Introduction to Rainwater Harvesting
Rainwater Harvesting is the accumulation and deposition of rainwater for re-use on site.
The rainwater can be collected in tanks in the ground, water butts above the ground or smaller units housed in a loft or roof space.It really makes sense to reuse the water that falls freely around us, especially here in the UK. Most residential and commercial premises are metered for water use and as such using free recycled water can offer savings.
Types Of Rainwater Harvesting
In the UK several types of rainwater harvesting system are used depending on the application. The common factor is that they all use natural rainfall to supplement the mains water on a given site. Rainwater harvesting is implemented at anything from domestic scale right up to industrial.
UK building regulations have been encouraging new build properties to include some form of rainwater harvesting as part of their energy efficiency measures. Many commercial properties have have opted for this type of system to get the building coding required.
Water harvesting involves relatively simple technology that can be used by both domestic and commercial properties to make a difference.
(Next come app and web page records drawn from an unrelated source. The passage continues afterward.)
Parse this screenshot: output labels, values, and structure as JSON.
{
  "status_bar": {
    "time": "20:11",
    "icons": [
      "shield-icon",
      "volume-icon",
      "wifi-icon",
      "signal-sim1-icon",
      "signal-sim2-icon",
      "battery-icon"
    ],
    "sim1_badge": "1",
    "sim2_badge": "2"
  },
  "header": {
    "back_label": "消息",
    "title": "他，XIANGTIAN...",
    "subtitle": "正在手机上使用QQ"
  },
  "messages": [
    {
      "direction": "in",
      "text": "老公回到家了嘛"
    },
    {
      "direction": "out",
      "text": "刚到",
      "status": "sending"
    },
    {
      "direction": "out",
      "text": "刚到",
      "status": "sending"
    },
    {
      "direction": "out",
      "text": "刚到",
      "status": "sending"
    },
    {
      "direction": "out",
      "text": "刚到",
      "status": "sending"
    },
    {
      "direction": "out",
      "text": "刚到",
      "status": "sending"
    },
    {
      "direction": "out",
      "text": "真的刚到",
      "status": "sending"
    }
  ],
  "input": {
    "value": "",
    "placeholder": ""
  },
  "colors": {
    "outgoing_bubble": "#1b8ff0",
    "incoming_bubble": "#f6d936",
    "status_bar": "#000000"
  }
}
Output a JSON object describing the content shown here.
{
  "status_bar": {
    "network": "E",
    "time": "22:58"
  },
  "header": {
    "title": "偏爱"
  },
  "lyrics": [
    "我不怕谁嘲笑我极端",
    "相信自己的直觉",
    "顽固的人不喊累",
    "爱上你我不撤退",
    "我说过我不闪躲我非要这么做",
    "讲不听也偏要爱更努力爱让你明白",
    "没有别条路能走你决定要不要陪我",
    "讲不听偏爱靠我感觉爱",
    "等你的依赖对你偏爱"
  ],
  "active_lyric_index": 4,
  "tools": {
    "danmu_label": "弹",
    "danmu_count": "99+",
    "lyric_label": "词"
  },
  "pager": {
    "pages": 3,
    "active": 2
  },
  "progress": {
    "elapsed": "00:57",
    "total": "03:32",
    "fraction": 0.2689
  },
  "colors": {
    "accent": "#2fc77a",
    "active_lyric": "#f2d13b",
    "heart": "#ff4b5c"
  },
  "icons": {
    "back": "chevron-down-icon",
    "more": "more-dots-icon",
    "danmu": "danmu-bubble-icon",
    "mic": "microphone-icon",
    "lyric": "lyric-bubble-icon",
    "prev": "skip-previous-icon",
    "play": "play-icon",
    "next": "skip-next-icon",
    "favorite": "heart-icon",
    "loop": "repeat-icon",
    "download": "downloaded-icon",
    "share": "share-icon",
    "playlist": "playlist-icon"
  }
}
Probably the simplest form of rainwater harvesting is the water butt that can now be found in many gardens across the UK. They are large plastic containers for collecting water from one drain pipe or through natural rainfall, and are mainly kept for use in the garden to water plants. It will cost you around £50 for a good quality butt that will last a long while and knock something off your metered water bill in the process.
If you have a decent sized garden then a butt can help you reduce your water consumption from the mains. They can also be paired with something like a Rainsaucer, essentially an upside down umbrella that can collect rainwater more efficiently and cleanly than a gutter.
Domestic Rainwater Harvesting
If you want to go a step further, and reduce your reliance on the mains, then a more complex rainwater harvesting system can be installed to provide for daily living requirements such as washing clothes and flushing the toilet. There are two main systems you can choose to do this:
Gravity feed systems:
These are normally positioned at the top of the building and use the power of gravity to propel the water to different parts of the house. They do not need any other power source such as electricity. Water is collected off the roof when it rains and fed directly into the filter system of the tank.
Pump feed systems:
The tank in this instance can be at ground level, or even under the ground, and a pump is then used to distribute the water around the house. You can also opt for a combined pump and gravity system that moves the water to the top of the house to another tank where it can be stored before being distributed through the pipes.
It’s generally accepted that in domestic situations pump feed systems are usually the more efficient because of the small distance that the water has to travel, despite the fact that they need some amount of electricity to run them. Both systems work the essentially the same way in that they collect water from the roof via the guttering, it passes through a series of filters, and is then stored in a large tank ready for distribution.
There are two reasons for undertaking a project such as installing a rainwater harvesting system and that is to reduce your dependence on the mains supply and help cut down the amount of your water bill if you are on a meter. Find out more about whether installing rainwater harvesting is worth it here.
Commercial Rainwater Harvesting
The difference for commercial premises that have rainwater harvesting is mainly in the size – the general technology remains the same, if a little more hi-tech. For taller buildings gravity feed systems can often be the more economical option because of the higher water pressure that can be generated. Rainwater harvesting systems in new builds are becoming far more commonplace with new government guidelines and the requirements of industry bodies such as BREEAM that are trying to ensure businesses become more sustainable.
The savings for large scale commercial rainwater harvesting can be quite considerable compared to domestic systems. The project undertaken for North Chadderton Academy in Oldham has a tank with a capacity for storing up to 50,000 litres and provides a saving on mains water of nearly 3 million litres a year. It can do this because of the large roof space that is utilised to feed into the tank.
Other Rainwater Harvesting SystemsUtilising the excess water from our roofs and gutters is not the only way that rainwater can be collected. One of the latest developments is to use permeable paving to collect water as well as systems that are actually built beneath gardens and that provide a sustainable way of reducing the costs of water bills